Skip to Content
Quarter-End Insights

Private Equity: Firms Revamp the Traditional PE Playbook

As capital continues to build up from strong fundraising and competition for deals across the spectrum heats up, PE firms are adapting to a more challenging environment.

  • Private equity funds have seen strong inflows in 2018 as institutional investors continue increasing their private equity allocation.
  • Though fundraising and dry powder have proliferated in recent years, private equity deal-makers have accelerated their investment pace to put that capital to work.
  • Private equity firms are utilizing new value creation levers, including add-on acquisitions and longer hold periods, to adapt the traditional LBO model for a climate of higher prices and increasing competition.

Fundraising in 2018, and the years prior, has been strong as large institutions continue to increase their allocation to private markets, especially private equity.

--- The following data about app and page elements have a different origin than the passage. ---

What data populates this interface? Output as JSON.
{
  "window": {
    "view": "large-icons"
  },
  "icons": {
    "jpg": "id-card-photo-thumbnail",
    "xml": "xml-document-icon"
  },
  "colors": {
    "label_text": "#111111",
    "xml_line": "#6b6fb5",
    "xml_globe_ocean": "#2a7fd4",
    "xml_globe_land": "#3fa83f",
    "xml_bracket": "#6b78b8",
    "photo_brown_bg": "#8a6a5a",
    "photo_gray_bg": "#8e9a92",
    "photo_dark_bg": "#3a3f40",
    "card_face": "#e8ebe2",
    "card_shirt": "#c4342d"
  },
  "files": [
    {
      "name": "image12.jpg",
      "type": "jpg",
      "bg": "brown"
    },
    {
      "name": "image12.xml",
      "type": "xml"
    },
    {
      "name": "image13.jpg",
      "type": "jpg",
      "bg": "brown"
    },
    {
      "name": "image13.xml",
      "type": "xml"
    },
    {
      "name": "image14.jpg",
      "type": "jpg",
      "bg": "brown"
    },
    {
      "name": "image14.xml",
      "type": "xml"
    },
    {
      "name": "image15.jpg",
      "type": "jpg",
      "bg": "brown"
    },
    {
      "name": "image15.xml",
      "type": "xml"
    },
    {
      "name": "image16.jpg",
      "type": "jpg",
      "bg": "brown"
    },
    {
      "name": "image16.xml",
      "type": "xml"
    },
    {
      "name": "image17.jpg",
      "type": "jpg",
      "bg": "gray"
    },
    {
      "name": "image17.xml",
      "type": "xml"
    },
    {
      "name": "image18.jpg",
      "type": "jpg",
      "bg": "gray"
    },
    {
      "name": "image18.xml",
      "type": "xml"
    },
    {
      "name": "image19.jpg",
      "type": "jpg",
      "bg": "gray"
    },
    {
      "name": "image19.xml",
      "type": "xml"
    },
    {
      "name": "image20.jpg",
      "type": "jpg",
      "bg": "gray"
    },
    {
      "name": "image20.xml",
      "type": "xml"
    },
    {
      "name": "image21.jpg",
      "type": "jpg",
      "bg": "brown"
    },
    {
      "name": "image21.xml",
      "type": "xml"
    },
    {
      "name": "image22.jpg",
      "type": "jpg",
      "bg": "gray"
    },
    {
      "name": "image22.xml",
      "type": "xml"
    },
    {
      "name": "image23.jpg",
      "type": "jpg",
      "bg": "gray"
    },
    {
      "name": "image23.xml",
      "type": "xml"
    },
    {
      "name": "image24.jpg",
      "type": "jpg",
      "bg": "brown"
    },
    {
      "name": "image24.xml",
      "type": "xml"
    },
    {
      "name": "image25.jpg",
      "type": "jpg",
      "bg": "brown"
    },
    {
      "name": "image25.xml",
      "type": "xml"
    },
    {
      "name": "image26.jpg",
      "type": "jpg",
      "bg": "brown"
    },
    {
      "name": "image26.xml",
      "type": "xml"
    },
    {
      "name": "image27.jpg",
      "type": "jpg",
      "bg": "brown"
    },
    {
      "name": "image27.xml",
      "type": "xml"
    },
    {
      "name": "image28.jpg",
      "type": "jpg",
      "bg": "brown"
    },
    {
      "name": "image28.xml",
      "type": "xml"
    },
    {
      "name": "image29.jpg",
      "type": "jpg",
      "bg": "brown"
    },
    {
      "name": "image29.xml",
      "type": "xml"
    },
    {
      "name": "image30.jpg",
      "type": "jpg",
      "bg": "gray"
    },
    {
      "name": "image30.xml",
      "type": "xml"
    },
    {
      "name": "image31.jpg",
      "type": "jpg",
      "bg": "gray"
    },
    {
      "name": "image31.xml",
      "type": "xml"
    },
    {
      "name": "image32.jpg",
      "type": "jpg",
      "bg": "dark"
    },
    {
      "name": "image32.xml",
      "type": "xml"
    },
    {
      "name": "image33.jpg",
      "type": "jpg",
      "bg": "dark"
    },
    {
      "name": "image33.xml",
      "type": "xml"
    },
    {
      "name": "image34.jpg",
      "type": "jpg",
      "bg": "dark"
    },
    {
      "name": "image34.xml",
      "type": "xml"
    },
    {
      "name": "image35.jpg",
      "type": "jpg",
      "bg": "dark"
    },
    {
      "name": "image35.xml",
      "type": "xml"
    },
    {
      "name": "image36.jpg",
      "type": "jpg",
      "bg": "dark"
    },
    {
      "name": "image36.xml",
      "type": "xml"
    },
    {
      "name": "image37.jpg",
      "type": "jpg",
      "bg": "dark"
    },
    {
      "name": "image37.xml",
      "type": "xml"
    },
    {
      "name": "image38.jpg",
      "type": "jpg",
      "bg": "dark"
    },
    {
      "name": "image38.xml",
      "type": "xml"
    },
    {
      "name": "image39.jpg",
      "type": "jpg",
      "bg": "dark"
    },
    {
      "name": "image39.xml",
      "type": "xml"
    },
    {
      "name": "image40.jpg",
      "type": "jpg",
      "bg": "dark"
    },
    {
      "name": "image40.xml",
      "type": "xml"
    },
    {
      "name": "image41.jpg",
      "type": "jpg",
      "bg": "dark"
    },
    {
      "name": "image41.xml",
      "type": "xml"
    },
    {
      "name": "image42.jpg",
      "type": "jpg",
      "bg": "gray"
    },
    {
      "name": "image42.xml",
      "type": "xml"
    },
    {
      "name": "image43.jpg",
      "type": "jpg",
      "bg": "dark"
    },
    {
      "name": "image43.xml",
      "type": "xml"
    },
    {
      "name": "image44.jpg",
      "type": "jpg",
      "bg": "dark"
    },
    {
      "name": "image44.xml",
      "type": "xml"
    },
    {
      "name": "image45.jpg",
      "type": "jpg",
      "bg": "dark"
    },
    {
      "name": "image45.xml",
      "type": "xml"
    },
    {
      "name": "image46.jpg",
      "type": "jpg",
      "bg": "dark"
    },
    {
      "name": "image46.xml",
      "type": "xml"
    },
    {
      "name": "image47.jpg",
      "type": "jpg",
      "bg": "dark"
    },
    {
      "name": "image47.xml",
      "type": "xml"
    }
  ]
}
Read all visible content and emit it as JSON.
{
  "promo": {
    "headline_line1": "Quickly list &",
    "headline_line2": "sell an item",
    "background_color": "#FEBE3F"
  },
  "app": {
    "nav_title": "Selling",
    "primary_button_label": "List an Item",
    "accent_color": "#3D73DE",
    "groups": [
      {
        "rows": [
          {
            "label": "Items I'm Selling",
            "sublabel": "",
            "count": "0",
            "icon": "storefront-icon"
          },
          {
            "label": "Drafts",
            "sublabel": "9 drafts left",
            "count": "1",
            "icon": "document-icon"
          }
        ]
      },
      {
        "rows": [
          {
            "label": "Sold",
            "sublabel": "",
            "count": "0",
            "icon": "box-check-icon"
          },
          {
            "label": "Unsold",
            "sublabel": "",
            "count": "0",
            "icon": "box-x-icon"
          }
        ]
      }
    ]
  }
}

Fueled by this strong fundraising, private equity firms deployed more capital from 2015-2017 than any other three-year stretch in history. Even though investment activity has been strong, uncalled capital has continued building up, leading to record dry powder figures. Rather than focusing on the absolute number, we prefer to put it in perspective by normalizing dry powder for current levels of investment activity. Looking at the average amount of capital allocated over the trailing three-year period, we find that private equity firms have 3.9 years of dry powder on hand. In other words, if private equity firms were to cease fundraising immediately, it would take 3.9 years to invest all available capital. While still below the 2006 peak of 4.1 years, this figure has been steadily trending up since the global financial crisis.

  - source: PitchBook

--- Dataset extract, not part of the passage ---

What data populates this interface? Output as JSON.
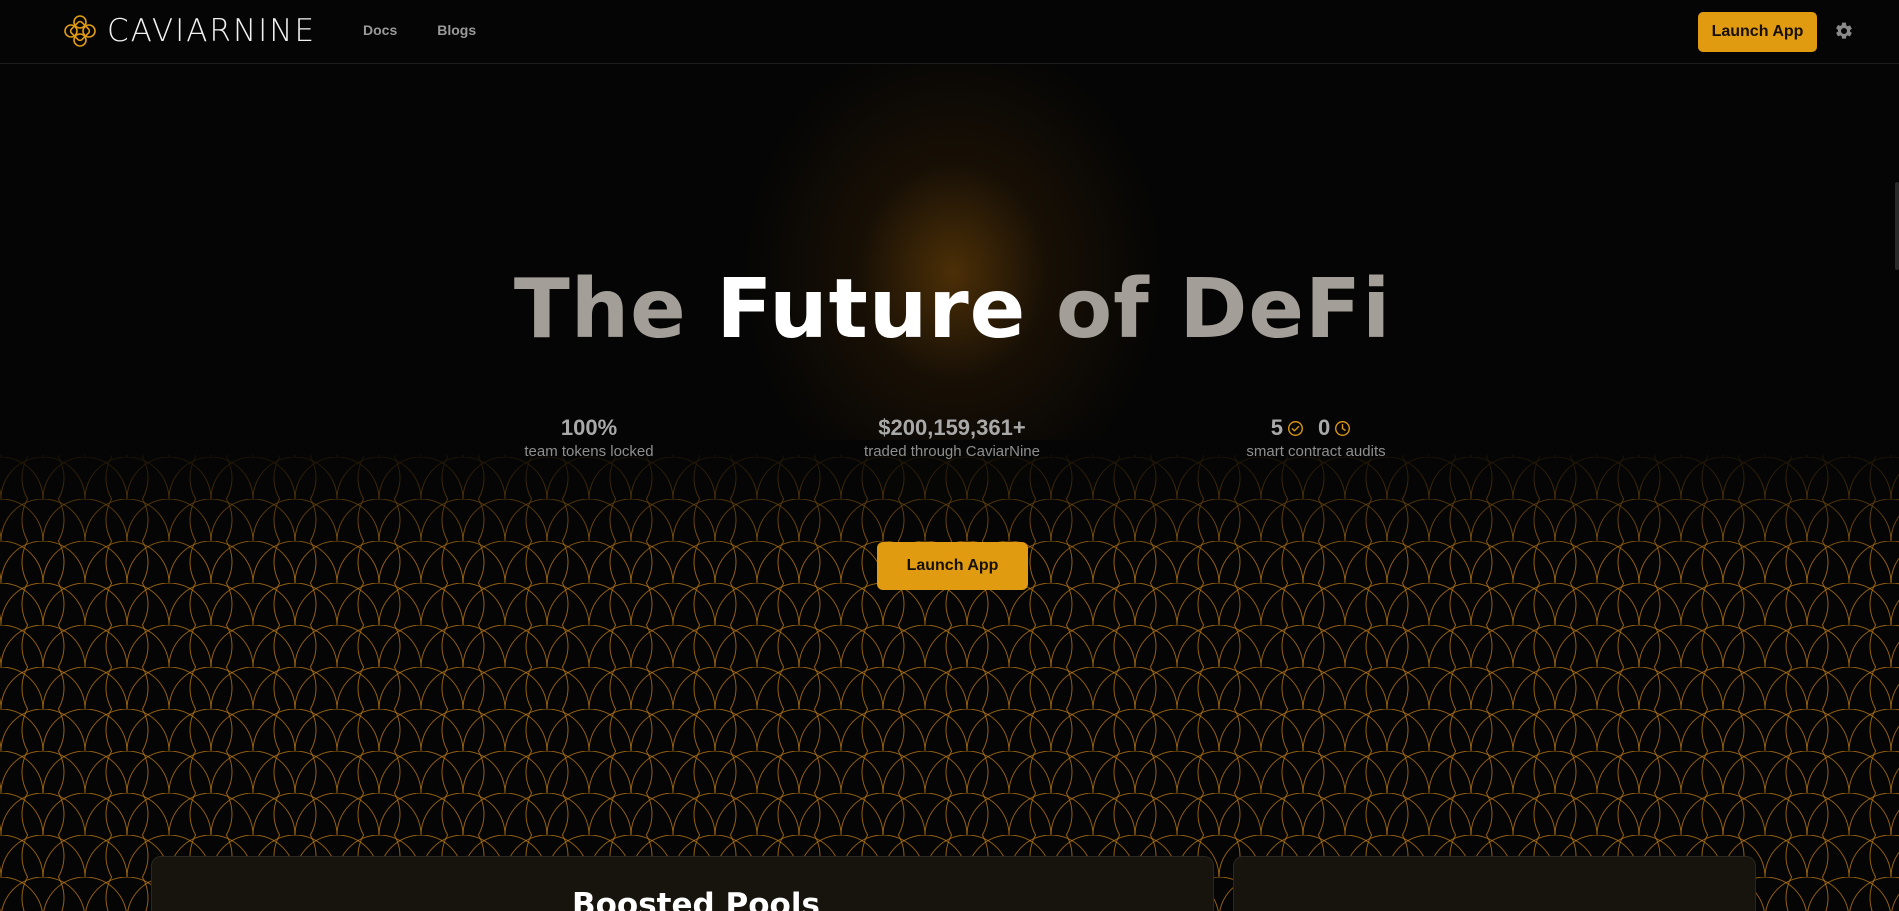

Heightened competition in the buyout market has led to elevated EV/EBITDA purchase-price multiples. The recent corporate tax rate reduction outlined in the Tax Cuts and Jobs Act ought to further inflate EV/EBITDA multiples, with lower corporate tax bills translating to increased free cash flow. Given current multiples, many private equity firms are modeling deals without factoring in any multiple expansion at exit, and some are even expecting multiple contraction.  Without counting on what has traditionally been one of the largest drivers of return, private equity firms are increasingly using the "buy-and-build" strategy, whereby one--or many--add-on acquisitions are used to generate value from portfolio companies. The strong trend is visible in the data, which shows that add-ons are increasing in frequency and proportion, now representing nearly two-thirds (65%) of all buyouts. The goal of these add-on acquisitions is to build scale, drive revenue growth and increase returns. Additionally, add-ons are often acquired at lower multiples than the original platform, thereby "blending down" the aggregate multiple for the combined company.  

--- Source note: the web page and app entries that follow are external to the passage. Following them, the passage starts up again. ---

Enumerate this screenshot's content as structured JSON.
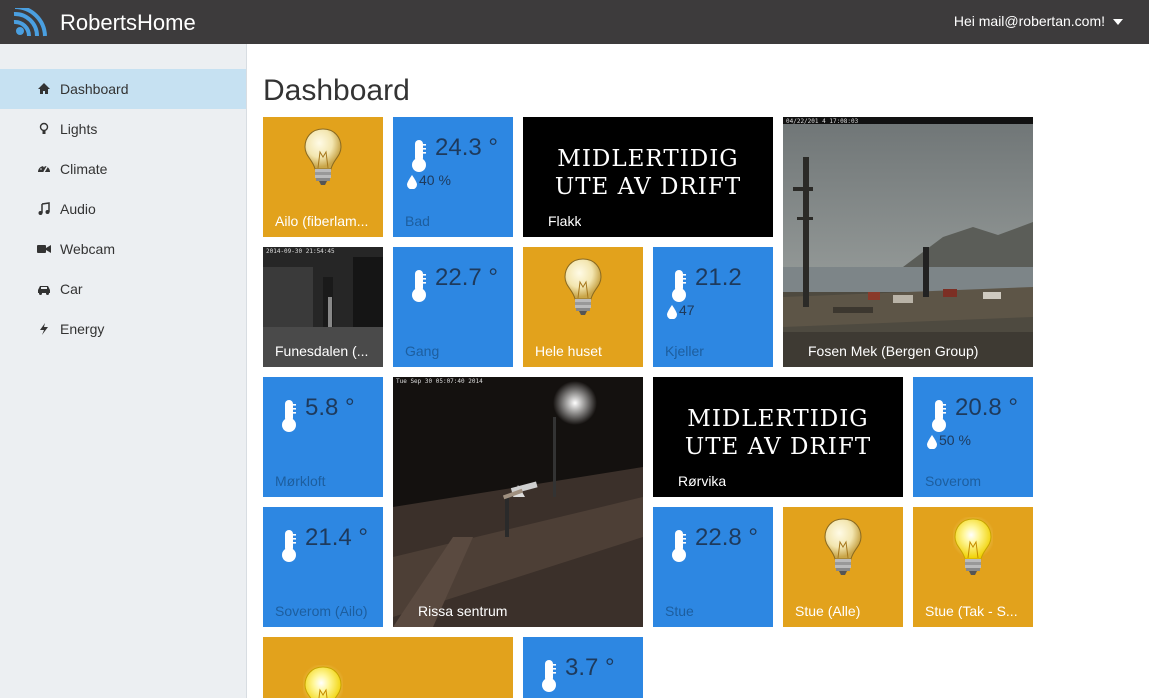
{
  "app": {
    "title": "RobertsHome"
  },
  "user_menu": {
    "greeting": "Hei mail@robertan.com!"
  },
  "sidebar": {
    "items": [
      {
        "label": "Dashboard",
        "icon": "home-icon",
        "active": true
      },
      {
        "label": "Lights",
        "icon": "lightbulb-icon",
        "active": false
      },
      {
        "label": "Climate",
        "icon": "dashboard-gauge-icon",
        "active": false
      },
      {
        "label": "Audio",
        "icon": "music-icon",
        "active": false
      },
      {
        "label": "Webcam",
        "icon": "video-camera-icon",
        "active": false
      },
      {
        "label": "Car",
        "icon": "car-icon",
        "active": false
      },
      {
        "label": "Energy",
        "icon": "bolt-icon",
        "active": false
      }
    ]
  },
  "main": {
    "title": "Dashboard",
    "tiles": {
      "ailo": {
        "label": "Ailo (fiberlam...",
        "kind": "light-off"
      },
      "bad": {
        "label": "Bad",
        "temperature": "24.3 °",
        "humidity": "40 %"
      },
      "flakk": {
        "label": "Flakk",
        "line1": "MIDLERTIDIG",
        "line2": "UTE AV DRIFT"
      },
      "fosen": {
        "label": "Fosen Mek (Bergen Group)",
        "timestamp": "04/22/201 4 17:08:03"
      },
      "funesdalen": {
        "label": "Funesdalen (...",
        "timestamp": "2014-09-30 21:54:45"
      },
      "gang": {
        "label": "Gang",
        "temperature": "22.7 °"
      },
      "hele_huset": {
        "label": "Hele huset",
        "kind": "light-off"
      },
      "kjeller": {
        "label": "Kjeller",
        "temperature": "21.2",
        "humidity": "47"
      },
      "morkloft": {
        "label": "Mørkloft",
        "temperature": "5.8 °"
      },
      "rissa": {
        "label": "Rissa sentrum",
        "timestamp": "Tue Sep 30 05:07:40 2014"
      },
      "rorvika": {
        "label": "Rørvika",
        "line1": "MIDLERTIDIG",
        "line2": "UTE AV DRIFT"
      },
      "soverom": {
        "label": "Soverom",
        "temperature": "20.8 °",
        "humidity": "50 %"
      },
      "soverom_ailo": {
        "label": "Soverom (Ailo)",
        "temperature": "21.4 °"
      },
      "stue": {
        "label": "Stue",
        "temperature": "22.8 °"
      },
      "stue_alle": {
        "label": "Stue (Alle)",
        "kind": "light-off"
      },
      "stue_tak": {
        "label": "Stue (Tak - S...",
        "kind": "light-on"
      },
      "bottom_light": {
        "label": "",
        "kind": "light-on"
      },
      "bottom_temp": {
        "label": "",
        "temperature": "3.7 °"
      }
    }
  },
  "colors": {
    "topbar": "#3d3b3c",
    "brand_accent": "#4a9fe0",
    "light_tile": "#e2a21c",
    "sensor_tile": "#2d87e2",
    "webcam_tile": "#000000",
    "active_nav": "#c6e1f2"
  }
}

KRG Capital Partners, Mountaingate Capital and PennantPark partnered together and executed this strategy to drive strong returns for their investment in Convergint Technologies, undertaking 20 add-ons between September 2013 and February 2018. During this time, Convergint's value grew from $345 million to $1.62 billion, while the GPs were able to realize additional value by completing a dividend recap two years in to their hold period. Add-ons can be an effective means of value creation, but the strategy takes more time and resources. Despite the effort required, we believe the number of add-ons will continue to rise as private equity firms feel an increased pressure to put dry powder to work. 


  - source: PitchBook

Growing reserves of dry powder have also prompted many GPs to pursue larger deals. And as the number of multibillion-dollar transactions has increased, PE firms have lost many bidding competitions to corporate acquirers. In response, some PE firms are changing the structure of their funds to make longer-term transactions viable, and hopefully better position themselves to compete with corporate acquirers by enabling a decade-plus value creation plan. These long-dated and evergreen (that is, permanent capital) funds give companies more time to digest additional add-on acquisitions and pursue longer-term growth opportunities unavailable with the standard 4-6 year holding period.

While these long-dated funds open new opportunities to private equity firms, they also benefit LPs. Longer hold times create fewer taxable events, allowing capital to compound longer before paying capital gains. The longer funds also save LPs time and money by reducing the frequency of new fund commitments and the requisite manager due diligence. Fees tend to be lower than the traditional 2/20 as well, with Carlyle Global Partners reportedly charging a 1% management fee and 15% carry, with no fees charged on uncalled capital. We believe these longer dated funds will gain in stature as the private equity industry continues to mature and offer LPs additional investment strategies.

Private equity continues to adapt to rising valuations and elevated dry powder levels, finding new ways to put capital to work. We expect to see private equity firms continue to undertake value-creation methods beyond those available to the plain-vanilla LBO. We believe the remainder of 2018 will see unique fund offerings--such as long-dated funds--become a more common, and add-ons to proliferate further.

Quarter-End Insights

Venture Capital Outlook: With Ample Available Capital, Growing Venture Market Is Subject to Inflationary Pressures
We expect startups will continue securing outsize financing as private capital remains abundantly available, giving rise to inflationary market effects.